**Exercise aim**
In the listing below, locate the lines that hold "Total" and copy them.

**Data in this exercise**
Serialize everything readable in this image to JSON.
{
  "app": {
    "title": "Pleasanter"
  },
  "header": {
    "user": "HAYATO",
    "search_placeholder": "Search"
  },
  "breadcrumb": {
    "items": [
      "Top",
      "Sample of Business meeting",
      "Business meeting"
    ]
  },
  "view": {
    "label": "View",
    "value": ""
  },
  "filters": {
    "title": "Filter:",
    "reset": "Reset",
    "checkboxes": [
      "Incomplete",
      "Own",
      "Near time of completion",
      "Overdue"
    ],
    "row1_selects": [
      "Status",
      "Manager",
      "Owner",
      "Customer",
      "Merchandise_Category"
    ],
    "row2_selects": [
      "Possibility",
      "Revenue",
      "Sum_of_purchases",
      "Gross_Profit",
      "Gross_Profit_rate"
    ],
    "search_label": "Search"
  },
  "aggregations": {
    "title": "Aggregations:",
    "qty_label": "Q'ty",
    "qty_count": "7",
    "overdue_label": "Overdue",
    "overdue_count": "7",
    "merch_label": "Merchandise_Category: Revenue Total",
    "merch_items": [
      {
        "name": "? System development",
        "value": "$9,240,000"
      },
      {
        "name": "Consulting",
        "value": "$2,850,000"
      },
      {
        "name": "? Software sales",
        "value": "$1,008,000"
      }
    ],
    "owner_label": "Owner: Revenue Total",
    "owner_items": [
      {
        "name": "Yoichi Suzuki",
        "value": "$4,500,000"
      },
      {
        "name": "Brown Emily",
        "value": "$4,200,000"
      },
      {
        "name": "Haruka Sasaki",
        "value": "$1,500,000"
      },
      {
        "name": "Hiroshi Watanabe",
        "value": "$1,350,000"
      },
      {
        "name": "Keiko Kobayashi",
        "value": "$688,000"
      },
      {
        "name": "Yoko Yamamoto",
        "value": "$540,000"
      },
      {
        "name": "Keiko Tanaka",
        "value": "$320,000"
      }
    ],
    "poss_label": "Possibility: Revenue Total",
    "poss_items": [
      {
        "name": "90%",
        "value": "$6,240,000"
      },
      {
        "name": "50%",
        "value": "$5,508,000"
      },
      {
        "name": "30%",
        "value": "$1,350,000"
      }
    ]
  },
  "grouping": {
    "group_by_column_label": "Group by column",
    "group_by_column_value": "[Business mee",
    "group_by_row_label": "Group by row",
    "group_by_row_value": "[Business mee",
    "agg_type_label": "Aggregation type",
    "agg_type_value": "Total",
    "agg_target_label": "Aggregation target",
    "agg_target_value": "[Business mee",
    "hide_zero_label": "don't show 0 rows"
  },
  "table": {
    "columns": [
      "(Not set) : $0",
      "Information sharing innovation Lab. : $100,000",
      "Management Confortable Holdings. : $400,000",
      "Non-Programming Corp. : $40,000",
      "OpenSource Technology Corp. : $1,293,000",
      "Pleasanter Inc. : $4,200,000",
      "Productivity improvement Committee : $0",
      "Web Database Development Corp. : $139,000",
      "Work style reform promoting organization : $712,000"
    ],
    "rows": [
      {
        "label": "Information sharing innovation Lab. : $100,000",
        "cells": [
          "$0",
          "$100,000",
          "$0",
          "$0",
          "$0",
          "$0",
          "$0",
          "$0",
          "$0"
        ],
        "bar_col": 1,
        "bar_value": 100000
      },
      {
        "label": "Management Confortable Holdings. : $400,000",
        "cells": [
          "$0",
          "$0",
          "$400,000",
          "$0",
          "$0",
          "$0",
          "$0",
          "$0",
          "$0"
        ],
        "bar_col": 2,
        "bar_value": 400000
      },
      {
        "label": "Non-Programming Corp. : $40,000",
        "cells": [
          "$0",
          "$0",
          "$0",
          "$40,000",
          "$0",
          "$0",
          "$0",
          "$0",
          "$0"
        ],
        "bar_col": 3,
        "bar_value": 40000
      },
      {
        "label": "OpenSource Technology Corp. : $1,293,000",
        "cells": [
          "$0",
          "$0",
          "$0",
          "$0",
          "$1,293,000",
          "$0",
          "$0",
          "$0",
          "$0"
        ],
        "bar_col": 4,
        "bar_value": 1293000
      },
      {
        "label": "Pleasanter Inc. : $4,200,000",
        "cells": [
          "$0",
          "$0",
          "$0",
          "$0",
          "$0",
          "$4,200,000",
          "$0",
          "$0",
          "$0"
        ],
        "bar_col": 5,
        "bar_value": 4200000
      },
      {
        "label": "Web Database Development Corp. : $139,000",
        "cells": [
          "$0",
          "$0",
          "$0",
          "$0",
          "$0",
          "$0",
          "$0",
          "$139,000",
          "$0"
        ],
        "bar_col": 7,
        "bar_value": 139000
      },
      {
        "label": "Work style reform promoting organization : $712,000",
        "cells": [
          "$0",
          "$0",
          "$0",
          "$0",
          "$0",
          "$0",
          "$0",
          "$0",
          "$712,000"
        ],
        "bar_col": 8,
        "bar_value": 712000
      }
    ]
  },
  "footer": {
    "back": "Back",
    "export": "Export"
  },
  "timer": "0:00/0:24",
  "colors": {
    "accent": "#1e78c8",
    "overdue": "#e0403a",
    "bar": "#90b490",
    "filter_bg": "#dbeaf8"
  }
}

**Answer section**
    "merch_label": "Merchandise_Category: Revenue Total",
    "owner_label": "Owner: Revenue Total",
    "poss_label": "Possibility: Revenue Total",
    "agg_type_value": "Total",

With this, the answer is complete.